Leech-assisted bloodletting probably contributed to the deaths of George Washington in 1799, British poet Lord Byron in 1824 and Soviet strongman Josef Stalin in 1953. But they also contributed to the healing of John Wayne Bobbitt's widely publicized penile amputation in 1993 ... and the mending of wounds suffered by Schutt's own father in a horrendous ski-boat accident in 1973.

"I only found out about that when I was doing the research," Schutt said.

As you'd expect for a biologist, Schutt packs lots of scientific lore into the book, even if it doesn't have to do directly with blood-feeders. Along the way, you'll suck up some fun facts about horse evolution, bee disappearances and the crazy ideas people had about human anatomy centuries ago.

Vampyres vs. vampires

Now, about those bats: Schutt points out that the legends surrounding human vampires (whom he calls "vampyres," to distinguish them from the real bloodsuckers) actually predate the discovery and study of vampire bats. The first stories about vampire-bat attacks came back to Europe from South and Central America in the 15th century, and those tales became increasingly linked to the pre-existing folklore of vampyrism.

Much has been made of the fact that the existence of true vampyres (to use Schutt's term) is mathematically impossible, because the gang-fangers would quickly turn everyone on earth into fellow vampyres. The way Schutt tells it, they're biologically impossible as well.

Jerry Ruotolo
Bill Schutt is the

author of "Dark


Blood contains no fat and is largely composed of water - and for that reason, vampire bats have to drink half their weight in blood every night. They have to start peeing massive amounts even while they're feeding. With those kinds of habits, even the suavest vampyre would be romantically challenged.

"If there were a Dracula, he'd be a really skinny guy, and he'd be eating a lot," Schutt said.

Schutt argues that vampire bats have gotten a bad rap: Yes, the best-known species has been known to lap up human blood, but that's just because we've invaded their space. And the other two species of vampire bats have become exceedingly rare, thanks to decades of indiscriminate eradication efforts.

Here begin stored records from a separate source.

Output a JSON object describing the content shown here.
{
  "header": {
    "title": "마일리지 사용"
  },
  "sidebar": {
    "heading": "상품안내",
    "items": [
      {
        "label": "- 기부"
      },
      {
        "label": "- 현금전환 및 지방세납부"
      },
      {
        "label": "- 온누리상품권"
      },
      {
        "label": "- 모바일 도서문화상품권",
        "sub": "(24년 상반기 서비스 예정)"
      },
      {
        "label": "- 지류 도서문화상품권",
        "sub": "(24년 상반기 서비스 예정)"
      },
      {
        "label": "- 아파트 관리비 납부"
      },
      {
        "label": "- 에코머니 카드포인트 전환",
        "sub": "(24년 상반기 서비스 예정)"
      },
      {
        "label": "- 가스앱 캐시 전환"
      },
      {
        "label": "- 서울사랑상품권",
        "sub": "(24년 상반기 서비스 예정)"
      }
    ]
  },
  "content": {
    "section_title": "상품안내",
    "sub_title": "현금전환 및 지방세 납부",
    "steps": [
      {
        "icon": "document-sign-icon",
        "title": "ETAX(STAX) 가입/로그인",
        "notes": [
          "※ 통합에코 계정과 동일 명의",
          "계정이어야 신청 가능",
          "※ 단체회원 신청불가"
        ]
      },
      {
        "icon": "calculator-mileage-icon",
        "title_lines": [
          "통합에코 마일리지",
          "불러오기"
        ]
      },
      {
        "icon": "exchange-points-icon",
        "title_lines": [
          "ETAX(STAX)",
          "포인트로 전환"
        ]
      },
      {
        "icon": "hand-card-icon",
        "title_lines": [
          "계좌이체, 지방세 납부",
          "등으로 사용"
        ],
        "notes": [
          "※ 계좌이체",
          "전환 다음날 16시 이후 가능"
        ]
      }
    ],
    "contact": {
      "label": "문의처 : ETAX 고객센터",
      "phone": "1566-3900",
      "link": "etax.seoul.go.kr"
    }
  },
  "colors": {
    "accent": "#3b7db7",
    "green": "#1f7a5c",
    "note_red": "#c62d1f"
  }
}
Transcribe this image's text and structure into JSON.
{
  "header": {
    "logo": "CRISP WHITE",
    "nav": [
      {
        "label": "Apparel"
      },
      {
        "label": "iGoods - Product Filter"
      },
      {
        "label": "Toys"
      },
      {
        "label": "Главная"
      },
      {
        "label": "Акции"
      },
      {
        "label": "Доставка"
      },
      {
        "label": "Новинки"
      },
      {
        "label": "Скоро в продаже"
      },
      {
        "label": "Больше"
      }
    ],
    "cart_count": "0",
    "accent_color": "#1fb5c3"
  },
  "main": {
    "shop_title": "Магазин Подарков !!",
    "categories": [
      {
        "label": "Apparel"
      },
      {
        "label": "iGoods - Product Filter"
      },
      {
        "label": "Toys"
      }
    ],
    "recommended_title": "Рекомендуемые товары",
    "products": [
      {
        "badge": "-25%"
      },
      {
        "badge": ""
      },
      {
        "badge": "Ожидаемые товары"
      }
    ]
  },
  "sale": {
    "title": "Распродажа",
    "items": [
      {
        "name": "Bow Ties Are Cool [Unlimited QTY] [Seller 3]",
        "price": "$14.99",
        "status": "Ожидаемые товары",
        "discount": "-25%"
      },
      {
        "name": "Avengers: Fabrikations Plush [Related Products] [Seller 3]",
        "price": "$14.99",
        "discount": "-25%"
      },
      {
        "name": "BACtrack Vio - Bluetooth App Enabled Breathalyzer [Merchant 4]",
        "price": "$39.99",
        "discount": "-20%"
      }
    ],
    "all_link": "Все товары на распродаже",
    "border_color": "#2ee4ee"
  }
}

"These bats are really not a problem, they rarely if ever have any encounters with humans, and they really don't do much damage with regard to economics," Schutt said. "If anyone took the time to figure it out, they could be considered threatened in some areas."

If allowed to live, they could be even be of service to humans. "They have anticoagulants in their saliva that are remarkable and much more effective than, say, heparin," Schutt said.

Looking beyond the medical benefits, Schutt argues that the world needs bloodsuckers - and not just for Halloween tales.

"If you think about blood as a resource, something that is nutritious and can be fed upon, then it makes sense that there would be these diverse creatures, as different as vampire bats and leeches, and that they've evolved similar characteristics to tap into this worldwide resource," he told me. "They've carved out their own blood-feeding niche, but they're also fed upon by other creatures. If they were suddenly to disappear, there'd be some real problems."

For more batty science, check out our roundup of the world's 10 scariest animals, some good news about Tanzania's "flying foxes," LiveScience's tale of a moldy bat mystery and's report on duet-singing vampire bats. Here's still more Halloween science to sink your teeth into: